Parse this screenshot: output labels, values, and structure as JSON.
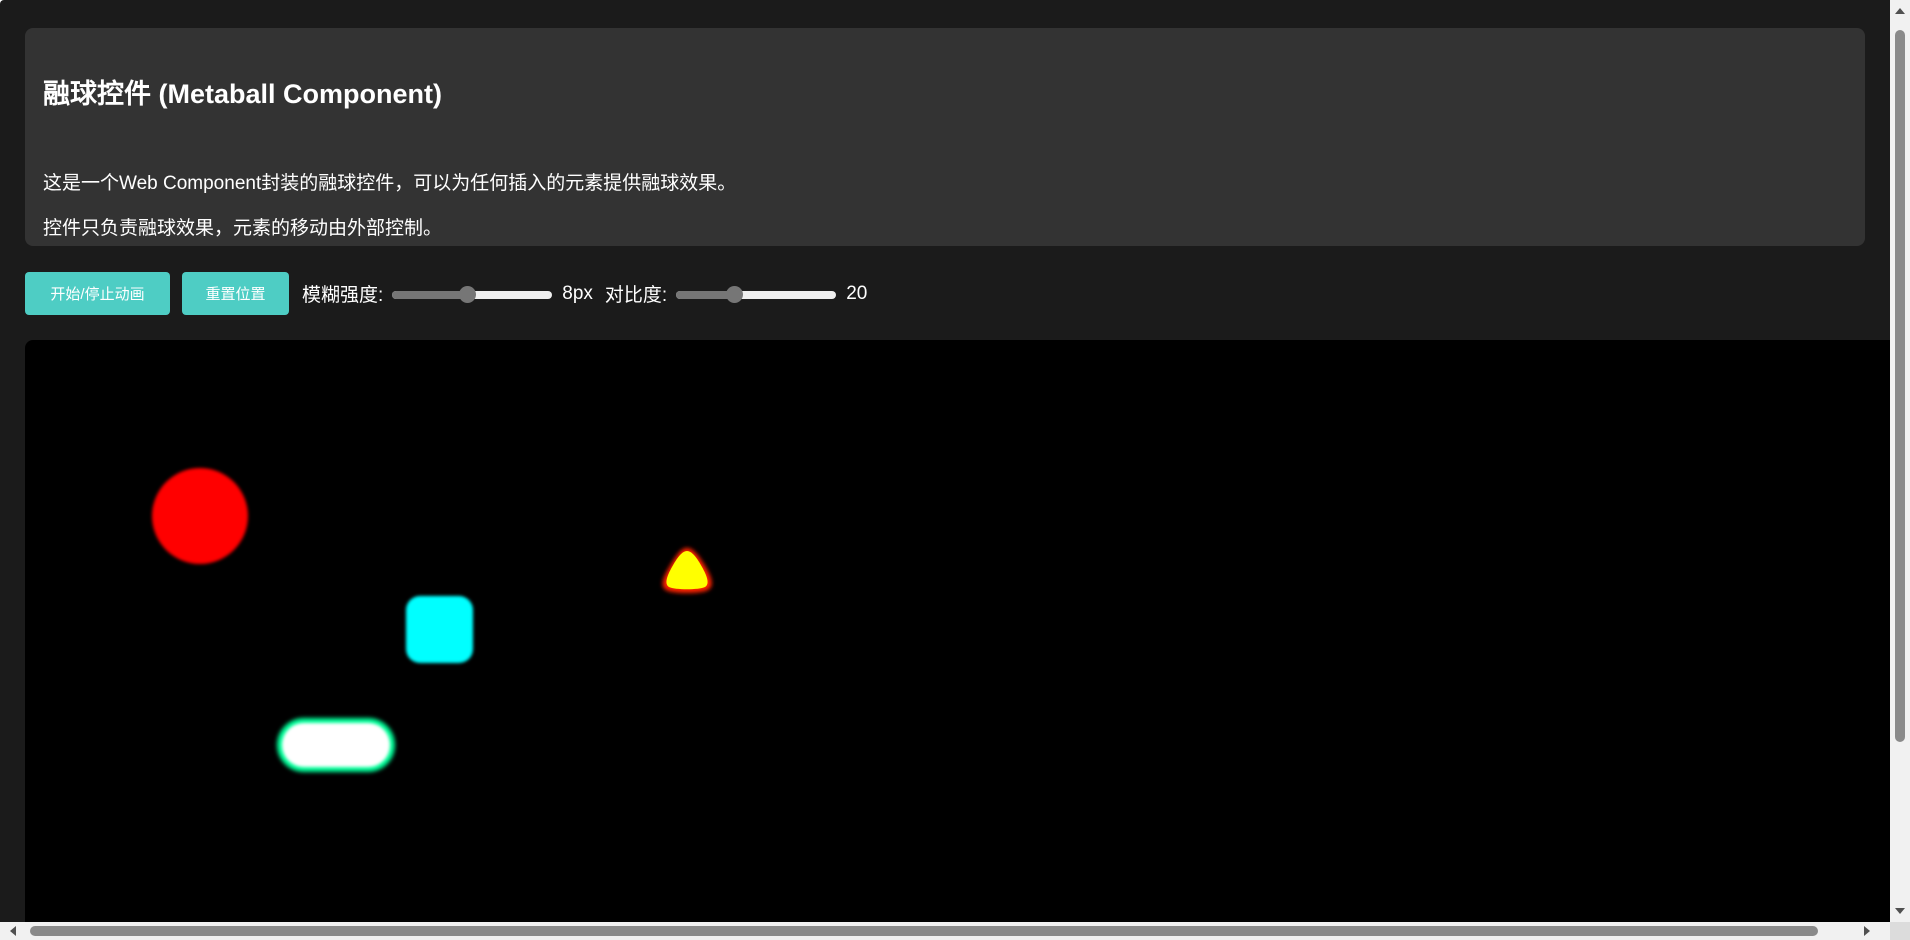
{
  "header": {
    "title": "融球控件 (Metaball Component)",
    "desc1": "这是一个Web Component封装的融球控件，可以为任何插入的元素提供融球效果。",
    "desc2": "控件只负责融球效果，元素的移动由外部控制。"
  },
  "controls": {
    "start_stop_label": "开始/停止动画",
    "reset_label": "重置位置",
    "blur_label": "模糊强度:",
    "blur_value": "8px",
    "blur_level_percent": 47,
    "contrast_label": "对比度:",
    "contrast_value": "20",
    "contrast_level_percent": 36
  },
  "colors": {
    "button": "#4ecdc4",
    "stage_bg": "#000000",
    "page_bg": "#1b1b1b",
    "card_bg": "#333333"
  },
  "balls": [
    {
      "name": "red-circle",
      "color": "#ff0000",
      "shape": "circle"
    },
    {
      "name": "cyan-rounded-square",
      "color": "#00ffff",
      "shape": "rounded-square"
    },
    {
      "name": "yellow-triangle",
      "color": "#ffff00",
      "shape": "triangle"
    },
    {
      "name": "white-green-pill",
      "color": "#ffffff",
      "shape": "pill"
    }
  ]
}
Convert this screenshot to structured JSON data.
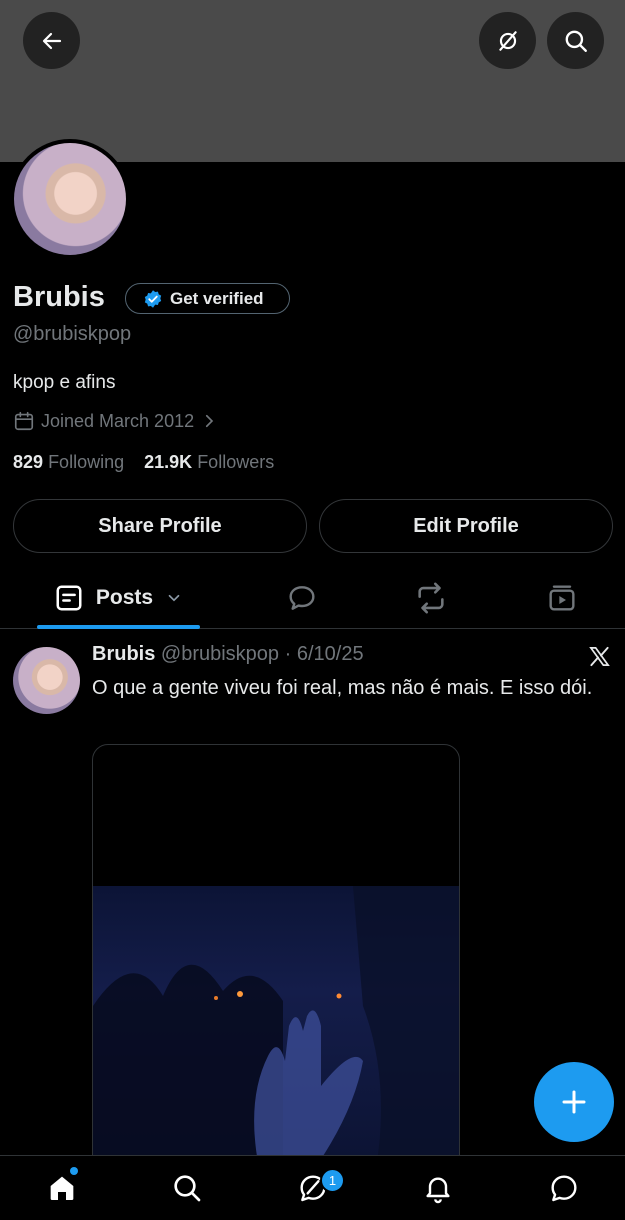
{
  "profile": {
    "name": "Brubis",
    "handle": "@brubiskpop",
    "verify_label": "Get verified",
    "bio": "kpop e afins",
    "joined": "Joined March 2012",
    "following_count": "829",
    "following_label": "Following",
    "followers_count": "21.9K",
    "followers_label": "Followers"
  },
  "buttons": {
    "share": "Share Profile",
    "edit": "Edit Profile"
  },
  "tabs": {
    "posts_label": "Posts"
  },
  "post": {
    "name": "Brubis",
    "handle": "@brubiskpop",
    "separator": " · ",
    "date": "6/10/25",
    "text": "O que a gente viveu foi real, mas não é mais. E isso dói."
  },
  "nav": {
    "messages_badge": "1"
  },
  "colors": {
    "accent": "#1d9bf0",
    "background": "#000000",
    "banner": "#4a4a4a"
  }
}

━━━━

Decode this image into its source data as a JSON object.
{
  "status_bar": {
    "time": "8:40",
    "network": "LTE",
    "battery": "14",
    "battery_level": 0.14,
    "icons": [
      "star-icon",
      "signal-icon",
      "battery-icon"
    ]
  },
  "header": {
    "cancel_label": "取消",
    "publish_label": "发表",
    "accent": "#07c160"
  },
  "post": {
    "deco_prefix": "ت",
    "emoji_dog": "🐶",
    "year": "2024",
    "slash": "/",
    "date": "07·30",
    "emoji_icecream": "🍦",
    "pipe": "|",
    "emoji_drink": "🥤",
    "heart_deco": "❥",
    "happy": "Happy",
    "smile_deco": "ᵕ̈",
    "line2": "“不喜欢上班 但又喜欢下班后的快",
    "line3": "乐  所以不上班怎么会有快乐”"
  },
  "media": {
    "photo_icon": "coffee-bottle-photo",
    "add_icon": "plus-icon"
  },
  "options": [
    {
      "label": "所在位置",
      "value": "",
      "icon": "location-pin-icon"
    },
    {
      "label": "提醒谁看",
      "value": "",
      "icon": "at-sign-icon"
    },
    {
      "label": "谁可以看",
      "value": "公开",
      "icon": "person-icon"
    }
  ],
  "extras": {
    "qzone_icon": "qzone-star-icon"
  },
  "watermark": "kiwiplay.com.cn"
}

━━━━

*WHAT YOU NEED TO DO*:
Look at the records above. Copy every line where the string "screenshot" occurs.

*SOLVED EXERCISE*:
Parse this screenshot: output labels, values, and structure as JSON.
Convert this screenshot to structured JSON data.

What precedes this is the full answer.